=== Your objective ===
What is the number of lines below that contain the word "text"? Give only that number.

****************

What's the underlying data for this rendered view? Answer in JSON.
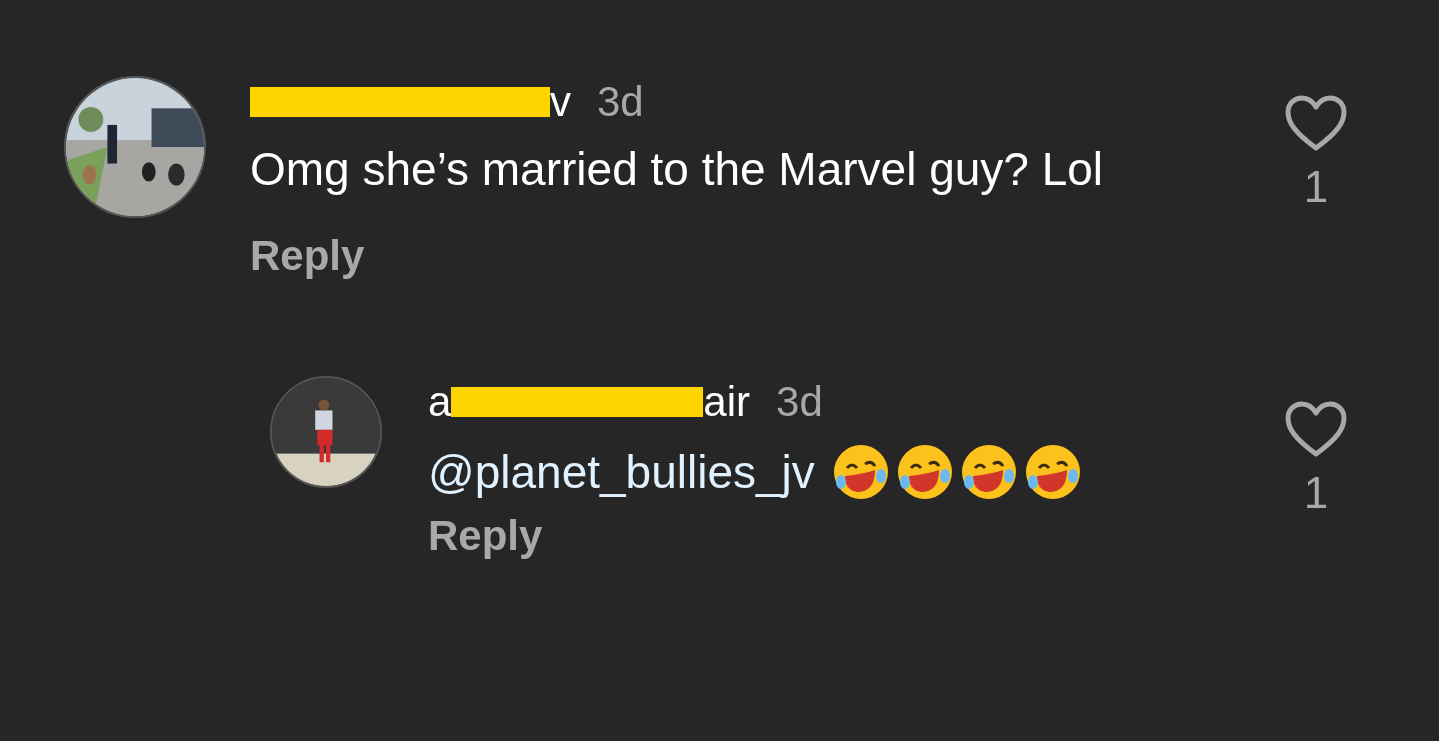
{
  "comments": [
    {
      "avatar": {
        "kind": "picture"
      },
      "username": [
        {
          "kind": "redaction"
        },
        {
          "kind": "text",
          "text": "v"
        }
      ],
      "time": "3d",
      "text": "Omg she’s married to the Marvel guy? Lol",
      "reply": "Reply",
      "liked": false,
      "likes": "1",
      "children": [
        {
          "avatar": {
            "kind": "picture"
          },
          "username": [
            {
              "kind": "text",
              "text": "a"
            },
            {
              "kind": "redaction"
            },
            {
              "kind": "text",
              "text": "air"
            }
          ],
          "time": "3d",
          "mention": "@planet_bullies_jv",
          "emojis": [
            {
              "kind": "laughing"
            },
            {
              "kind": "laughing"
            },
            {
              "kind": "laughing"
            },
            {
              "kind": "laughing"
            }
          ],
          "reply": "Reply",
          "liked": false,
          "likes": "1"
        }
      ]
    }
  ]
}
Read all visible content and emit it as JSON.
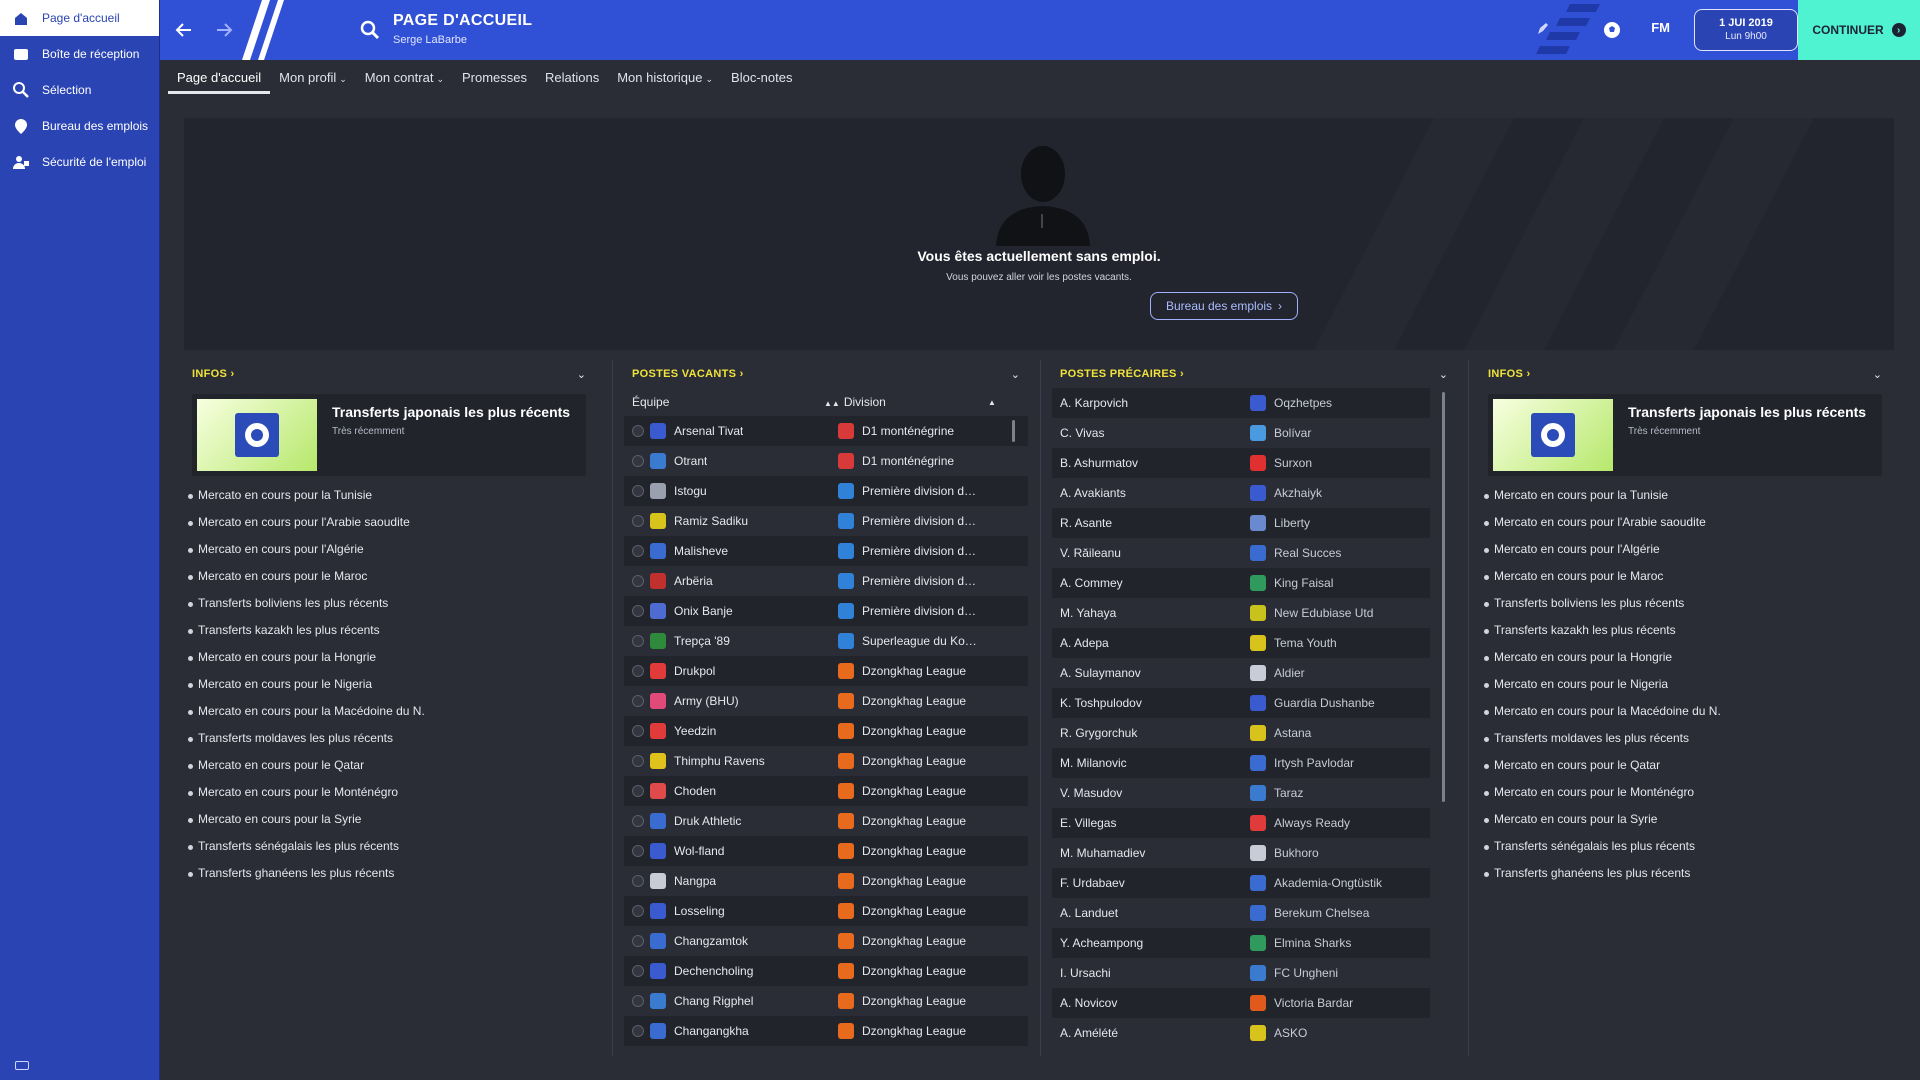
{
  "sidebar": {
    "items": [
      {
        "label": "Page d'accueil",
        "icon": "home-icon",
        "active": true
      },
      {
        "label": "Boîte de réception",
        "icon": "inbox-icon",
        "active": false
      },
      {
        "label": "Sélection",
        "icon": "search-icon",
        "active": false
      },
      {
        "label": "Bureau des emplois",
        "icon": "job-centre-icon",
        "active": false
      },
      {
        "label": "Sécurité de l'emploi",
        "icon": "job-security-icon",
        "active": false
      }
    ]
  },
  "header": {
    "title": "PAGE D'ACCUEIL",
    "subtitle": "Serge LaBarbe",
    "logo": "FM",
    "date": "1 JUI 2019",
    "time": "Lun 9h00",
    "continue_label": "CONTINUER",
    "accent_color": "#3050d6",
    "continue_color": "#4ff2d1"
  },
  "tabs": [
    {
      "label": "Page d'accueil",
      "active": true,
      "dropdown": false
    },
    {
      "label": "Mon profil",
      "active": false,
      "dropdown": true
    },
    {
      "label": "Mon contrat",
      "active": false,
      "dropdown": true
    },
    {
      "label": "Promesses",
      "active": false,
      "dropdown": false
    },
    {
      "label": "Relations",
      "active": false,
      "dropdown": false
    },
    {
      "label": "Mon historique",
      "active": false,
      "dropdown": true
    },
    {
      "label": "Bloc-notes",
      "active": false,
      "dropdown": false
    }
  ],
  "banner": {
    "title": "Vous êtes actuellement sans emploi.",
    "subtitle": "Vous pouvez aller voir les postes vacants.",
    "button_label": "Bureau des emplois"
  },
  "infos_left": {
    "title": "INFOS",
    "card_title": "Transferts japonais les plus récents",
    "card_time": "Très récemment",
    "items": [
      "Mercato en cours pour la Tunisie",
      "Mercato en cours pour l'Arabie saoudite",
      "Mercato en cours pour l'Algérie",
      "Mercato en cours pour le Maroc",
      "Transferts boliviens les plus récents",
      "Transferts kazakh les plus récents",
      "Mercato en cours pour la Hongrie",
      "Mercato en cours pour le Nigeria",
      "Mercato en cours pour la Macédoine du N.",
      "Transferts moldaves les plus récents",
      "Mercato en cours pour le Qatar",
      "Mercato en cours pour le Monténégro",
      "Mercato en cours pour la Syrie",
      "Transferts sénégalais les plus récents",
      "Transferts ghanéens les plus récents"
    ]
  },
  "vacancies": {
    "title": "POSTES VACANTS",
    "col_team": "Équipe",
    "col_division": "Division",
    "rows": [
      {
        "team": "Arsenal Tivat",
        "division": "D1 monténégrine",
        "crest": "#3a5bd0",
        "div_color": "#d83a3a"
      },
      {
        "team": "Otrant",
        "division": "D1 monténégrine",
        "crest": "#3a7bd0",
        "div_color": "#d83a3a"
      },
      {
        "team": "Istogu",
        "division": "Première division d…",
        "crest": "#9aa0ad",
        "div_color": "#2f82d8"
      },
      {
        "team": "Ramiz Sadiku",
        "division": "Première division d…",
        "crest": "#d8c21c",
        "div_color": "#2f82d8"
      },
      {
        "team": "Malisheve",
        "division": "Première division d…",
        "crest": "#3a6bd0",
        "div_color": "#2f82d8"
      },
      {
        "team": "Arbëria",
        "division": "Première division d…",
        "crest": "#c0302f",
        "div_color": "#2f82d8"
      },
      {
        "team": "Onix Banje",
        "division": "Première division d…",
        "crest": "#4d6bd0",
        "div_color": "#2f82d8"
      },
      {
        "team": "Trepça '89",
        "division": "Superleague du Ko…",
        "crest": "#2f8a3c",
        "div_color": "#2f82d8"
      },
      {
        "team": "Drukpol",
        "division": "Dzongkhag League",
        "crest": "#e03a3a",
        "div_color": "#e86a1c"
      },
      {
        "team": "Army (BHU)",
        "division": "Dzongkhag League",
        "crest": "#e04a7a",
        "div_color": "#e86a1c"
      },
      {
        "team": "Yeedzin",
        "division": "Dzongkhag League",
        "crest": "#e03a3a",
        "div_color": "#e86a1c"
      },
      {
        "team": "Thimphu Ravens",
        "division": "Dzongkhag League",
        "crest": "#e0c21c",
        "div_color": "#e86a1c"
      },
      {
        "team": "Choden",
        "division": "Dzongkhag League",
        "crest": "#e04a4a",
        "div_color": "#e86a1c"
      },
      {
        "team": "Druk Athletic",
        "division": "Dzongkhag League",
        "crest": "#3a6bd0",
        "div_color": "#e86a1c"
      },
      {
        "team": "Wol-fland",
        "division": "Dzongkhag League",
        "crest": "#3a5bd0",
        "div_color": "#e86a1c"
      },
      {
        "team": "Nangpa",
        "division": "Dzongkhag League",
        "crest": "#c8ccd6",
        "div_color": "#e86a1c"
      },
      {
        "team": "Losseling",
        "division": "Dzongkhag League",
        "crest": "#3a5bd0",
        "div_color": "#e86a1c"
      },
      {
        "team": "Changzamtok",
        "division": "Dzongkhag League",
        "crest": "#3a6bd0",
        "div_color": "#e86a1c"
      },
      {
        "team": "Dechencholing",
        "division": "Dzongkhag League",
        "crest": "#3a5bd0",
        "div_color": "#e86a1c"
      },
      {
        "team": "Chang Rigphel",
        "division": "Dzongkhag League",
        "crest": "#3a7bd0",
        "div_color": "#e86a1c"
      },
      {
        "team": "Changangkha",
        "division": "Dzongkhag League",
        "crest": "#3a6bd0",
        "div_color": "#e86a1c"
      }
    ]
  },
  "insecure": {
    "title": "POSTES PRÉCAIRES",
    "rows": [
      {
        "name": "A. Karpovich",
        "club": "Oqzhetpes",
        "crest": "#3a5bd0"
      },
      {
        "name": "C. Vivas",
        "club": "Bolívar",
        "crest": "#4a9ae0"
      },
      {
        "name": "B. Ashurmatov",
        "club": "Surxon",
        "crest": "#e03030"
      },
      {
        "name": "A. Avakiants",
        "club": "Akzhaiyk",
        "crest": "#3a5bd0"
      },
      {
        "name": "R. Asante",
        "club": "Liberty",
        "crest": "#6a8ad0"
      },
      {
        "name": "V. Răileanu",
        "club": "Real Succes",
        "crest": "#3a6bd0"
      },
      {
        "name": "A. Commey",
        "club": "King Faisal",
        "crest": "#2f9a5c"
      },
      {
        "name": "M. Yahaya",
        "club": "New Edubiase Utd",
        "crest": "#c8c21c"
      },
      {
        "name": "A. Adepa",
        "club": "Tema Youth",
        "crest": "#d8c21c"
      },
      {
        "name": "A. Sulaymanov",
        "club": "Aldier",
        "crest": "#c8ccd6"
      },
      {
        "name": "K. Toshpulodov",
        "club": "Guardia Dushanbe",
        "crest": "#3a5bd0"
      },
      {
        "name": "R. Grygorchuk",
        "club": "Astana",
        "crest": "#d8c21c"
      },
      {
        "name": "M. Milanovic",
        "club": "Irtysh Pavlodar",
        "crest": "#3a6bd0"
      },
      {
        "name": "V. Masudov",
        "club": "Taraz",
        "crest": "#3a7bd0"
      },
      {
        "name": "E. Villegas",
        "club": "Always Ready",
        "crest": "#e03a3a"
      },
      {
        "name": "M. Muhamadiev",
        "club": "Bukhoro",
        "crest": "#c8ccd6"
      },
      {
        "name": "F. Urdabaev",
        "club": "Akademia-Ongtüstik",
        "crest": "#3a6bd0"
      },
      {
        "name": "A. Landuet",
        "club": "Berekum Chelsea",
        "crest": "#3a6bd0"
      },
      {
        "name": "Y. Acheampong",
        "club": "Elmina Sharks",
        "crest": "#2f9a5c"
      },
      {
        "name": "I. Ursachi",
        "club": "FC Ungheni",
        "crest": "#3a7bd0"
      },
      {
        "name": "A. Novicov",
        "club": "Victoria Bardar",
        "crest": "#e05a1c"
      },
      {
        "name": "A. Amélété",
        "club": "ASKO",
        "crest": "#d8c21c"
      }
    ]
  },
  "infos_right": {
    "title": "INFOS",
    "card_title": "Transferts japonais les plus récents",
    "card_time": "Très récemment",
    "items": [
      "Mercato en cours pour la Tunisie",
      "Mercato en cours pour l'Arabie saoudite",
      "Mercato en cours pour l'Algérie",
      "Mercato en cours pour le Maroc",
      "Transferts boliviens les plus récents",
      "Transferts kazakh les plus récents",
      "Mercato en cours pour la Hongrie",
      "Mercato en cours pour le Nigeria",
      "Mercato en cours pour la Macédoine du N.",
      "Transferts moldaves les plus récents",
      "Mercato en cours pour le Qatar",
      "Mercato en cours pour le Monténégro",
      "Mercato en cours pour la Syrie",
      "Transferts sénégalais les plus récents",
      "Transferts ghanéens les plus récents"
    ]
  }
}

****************

=== Task answer ===
7